Well, that’s my soft-spot. Perhaps it’s better called a blind spot. Because there are a great many Britons who feel that when Travellers move in, it’s time to move out. Their arrival, it’s claimed, coincides with a surge in petty crime, thieving and anti-social behaviour. You can romanticise their lifestyles as long as you like – right up until the moment they park their caravans on the local recreation ground, whereupon the most liberal neighbour succumbs to the urge to shout Not In My Back Yard.

That, in a nutshell, frames the argument about Travellers in Britain, for whom life is about to change. And for that they have Priti Patel to thank… or to curse.

The Home Secretary has added new provisions to the government’s Police and Crime Bill, which will make it much, much harder for Travellers to live a footloose life which annoys the hell out of the settled population.

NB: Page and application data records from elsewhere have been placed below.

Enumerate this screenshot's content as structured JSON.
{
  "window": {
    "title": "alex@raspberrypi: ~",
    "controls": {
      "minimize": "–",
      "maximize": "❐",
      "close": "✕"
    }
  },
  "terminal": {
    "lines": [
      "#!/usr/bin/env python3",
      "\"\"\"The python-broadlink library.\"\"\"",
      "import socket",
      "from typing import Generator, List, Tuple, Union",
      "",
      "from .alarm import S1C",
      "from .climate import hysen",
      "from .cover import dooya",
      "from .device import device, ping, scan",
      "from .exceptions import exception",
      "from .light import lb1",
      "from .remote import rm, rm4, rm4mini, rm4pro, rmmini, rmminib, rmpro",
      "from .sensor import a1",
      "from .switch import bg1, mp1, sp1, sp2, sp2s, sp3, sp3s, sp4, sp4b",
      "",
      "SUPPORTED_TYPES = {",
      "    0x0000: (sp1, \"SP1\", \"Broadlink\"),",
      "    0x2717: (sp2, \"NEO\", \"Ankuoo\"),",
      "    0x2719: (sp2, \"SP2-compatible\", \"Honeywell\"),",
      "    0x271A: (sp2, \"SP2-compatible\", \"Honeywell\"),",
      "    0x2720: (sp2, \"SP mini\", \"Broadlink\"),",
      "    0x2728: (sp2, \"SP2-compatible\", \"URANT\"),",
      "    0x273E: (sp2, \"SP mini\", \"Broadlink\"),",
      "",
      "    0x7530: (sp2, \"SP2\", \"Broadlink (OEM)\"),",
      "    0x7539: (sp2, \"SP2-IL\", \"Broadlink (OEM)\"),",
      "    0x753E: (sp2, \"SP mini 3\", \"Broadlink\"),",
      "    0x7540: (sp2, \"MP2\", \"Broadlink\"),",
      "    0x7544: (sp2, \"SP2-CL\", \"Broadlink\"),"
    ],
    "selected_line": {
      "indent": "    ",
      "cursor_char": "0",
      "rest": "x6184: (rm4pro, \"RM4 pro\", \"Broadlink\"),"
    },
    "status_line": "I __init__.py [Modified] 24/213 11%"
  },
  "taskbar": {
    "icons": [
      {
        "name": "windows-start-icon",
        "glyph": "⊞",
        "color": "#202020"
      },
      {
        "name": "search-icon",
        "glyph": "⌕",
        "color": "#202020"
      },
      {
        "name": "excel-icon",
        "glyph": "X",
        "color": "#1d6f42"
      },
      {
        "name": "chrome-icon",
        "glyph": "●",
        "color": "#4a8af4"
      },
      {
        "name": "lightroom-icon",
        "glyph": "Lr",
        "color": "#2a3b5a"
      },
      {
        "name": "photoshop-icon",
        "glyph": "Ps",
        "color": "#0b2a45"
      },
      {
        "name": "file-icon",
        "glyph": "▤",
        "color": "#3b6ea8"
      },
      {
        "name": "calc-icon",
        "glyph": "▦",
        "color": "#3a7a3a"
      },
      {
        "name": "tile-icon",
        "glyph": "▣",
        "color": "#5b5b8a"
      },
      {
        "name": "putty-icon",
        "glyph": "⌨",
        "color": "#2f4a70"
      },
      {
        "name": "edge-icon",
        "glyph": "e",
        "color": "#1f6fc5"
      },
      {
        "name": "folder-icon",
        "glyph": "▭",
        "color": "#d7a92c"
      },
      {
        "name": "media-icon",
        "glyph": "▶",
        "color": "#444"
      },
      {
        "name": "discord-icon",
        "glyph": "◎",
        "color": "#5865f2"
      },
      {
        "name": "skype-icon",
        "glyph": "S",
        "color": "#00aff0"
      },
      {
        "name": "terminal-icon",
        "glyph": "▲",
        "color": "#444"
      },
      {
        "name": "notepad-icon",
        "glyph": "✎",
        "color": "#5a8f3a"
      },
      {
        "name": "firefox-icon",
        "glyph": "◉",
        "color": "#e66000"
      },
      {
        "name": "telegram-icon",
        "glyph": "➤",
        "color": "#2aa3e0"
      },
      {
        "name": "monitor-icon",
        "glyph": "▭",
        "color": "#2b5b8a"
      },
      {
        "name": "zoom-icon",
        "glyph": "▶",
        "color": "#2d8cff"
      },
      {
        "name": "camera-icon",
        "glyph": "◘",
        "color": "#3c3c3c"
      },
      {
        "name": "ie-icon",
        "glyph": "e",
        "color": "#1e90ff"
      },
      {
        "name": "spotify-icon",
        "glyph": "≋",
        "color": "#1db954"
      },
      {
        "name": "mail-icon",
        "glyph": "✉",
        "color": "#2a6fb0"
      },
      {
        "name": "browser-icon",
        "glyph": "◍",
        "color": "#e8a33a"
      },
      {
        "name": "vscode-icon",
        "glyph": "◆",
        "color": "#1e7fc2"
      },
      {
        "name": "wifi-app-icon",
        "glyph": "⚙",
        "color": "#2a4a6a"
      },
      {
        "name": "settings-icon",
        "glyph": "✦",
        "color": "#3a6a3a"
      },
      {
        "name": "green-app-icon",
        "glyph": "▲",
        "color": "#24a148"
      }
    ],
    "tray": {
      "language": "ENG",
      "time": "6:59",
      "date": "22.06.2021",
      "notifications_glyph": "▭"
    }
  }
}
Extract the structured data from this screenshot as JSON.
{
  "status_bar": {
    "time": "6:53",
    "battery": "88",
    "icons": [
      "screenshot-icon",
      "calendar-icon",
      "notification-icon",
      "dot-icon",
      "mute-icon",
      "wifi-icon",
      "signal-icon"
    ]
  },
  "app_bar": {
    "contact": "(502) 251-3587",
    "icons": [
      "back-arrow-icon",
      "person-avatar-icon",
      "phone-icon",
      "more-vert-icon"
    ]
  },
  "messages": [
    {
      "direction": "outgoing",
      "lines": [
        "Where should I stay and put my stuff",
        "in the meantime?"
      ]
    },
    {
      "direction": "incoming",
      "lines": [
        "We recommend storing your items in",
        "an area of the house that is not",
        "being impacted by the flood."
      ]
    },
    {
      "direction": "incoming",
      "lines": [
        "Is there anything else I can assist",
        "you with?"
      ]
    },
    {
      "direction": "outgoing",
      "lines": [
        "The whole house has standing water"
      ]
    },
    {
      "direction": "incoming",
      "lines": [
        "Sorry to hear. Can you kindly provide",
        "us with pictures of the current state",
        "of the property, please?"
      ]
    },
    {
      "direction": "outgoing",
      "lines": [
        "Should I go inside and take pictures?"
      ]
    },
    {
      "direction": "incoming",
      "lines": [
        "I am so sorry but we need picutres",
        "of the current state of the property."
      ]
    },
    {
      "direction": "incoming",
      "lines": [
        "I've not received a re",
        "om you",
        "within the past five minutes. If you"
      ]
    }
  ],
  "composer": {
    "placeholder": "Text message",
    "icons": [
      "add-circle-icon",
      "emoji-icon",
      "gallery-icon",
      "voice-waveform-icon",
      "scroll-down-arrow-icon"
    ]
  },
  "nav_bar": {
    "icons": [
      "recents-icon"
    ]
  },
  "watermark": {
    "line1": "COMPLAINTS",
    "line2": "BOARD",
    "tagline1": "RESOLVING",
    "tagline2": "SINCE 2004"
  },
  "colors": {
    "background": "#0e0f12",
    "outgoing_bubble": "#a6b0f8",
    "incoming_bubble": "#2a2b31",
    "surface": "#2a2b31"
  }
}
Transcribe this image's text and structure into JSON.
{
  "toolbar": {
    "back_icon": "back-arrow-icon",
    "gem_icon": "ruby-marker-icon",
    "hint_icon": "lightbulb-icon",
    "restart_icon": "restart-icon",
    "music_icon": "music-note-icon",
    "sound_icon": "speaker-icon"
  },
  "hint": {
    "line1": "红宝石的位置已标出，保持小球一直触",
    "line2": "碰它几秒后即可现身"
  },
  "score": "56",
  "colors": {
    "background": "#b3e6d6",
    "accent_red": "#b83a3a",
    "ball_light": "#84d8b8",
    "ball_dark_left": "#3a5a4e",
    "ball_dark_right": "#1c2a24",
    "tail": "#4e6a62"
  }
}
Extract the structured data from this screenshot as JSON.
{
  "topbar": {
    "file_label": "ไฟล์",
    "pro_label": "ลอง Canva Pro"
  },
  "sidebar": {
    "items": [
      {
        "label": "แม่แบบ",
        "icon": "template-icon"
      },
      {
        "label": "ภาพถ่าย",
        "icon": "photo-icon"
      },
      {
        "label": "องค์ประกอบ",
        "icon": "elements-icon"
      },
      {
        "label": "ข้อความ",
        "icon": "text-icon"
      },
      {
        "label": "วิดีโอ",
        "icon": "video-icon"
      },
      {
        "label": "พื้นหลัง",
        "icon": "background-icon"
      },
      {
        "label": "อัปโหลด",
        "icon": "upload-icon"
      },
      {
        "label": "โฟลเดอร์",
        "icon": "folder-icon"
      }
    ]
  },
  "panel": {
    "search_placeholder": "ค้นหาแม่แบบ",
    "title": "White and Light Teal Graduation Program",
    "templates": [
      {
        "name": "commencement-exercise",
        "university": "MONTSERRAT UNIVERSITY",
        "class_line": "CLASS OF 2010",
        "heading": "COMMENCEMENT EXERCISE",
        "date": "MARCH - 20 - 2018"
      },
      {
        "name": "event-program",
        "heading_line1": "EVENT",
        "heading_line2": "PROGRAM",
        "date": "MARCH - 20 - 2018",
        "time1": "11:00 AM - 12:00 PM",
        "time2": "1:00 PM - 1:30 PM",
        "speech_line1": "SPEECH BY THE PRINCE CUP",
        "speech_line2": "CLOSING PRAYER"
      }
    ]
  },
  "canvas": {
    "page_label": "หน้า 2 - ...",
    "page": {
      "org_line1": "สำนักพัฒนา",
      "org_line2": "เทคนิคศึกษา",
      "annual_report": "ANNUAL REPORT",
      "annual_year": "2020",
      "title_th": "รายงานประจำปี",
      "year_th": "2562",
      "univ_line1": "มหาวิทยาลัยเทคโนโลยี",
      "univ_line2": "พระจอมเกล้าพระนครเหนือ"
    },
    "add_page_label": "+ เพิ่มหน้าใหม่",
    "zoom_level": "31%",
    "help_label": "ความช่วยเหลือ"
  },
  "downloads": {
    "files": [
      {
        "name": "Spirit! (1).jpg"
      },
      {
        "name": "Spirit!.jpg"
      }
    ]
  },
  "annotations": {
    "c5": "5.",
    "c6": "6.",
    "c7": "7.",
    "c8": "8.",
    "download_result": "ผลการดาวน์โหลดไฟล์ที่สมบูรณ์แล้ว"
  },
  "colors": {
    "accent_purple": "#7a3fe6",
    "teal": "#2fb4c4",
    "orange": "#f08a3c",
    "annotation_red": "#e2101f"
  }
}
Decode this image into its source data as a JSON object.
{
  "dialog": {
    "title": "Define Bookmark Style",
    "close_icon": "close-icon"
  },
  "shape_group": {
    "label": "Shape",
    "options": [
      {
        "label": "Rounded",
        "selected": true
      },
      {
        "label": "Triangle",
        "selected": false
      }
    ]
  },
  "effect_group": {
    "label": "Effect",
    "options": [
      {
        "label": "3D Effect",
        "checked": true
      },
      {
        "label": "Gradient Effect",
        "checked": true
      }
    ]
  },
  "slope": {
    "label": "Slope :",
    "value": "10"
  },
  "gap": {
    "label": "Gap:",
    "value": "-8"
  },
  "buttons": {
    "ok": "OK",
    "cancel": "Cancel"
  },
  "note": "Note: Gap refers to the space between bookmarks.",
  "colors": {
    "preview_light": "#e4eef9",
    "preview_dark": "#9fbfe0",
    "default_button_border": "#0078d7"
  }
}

When it passes into law intentional trespass will become a criminal, not a civil offence. So landowners will no longer have to fight lengthy and expensive court battles to move travellers off their land. Because it will be covered by criminal law.

If Travellers cause damage when they park their caravans on sports fields or car parks, they can face up to three months in prison or a £2,500 fine for not moving on when asked. Police will now be allowed to seize their vehicles.

It will mean that if villagers pull back their curtains one morning and find caravans on their green, they have new rights to complain. Noise, litter, smoke, verbal abuse. These will all now be grounds for the public to ask the police to intervene.

It will mean that if Travellers park their caravans on the road or roadside, they can be removed by police. Officers will be able to act sooner. What constitutes an illegal encampment will change, from half a dozen caravans to two.

Priti Patel said: “No one should have unchecked rights to trespass on other people’s land without their permission – or cause boundless misery to local communities without consequence.”

It’s important to stress this only concerns unauthorised campsites. To put that into context, there are an estimated 23,000 Traveller caravans parked up in Britain, and 85 per cent of THEM are on Authorised sites, which will be unaffected by this legislation.

But for the communities, the farms, the villages, the market towns, the suburbs, even the city centres that have struggled to accommodate new and sometimes unwelcome residents, this new law is transformational. For those people who say Travellers are the victims of lazy stereotyping, that they are penalised for doing nothing more than pursuing an alternative lifestyle, this is a huge setback. And when it comes to some of the new law’s stricter provisions, the campaigners may have grounds to grumble. For example, Travellers could be in trouble if local residents “fear leaving their house to avoid walking past an encampment”. That’s not a high evidential bar.

But when it comes to imposing new legal restraints on Travellers, I suspect a majority of Britons would prefer a law that errs on the side of the draconian. Many have had enough. Enough of seeing their village green turned into a tip, their local football pitch reduced to a dishevelled caravan park. When the history of the Priti Patel Home Office is written, this policy, released without much fanfare, may be one of those that stands out as emblematic of her tenure.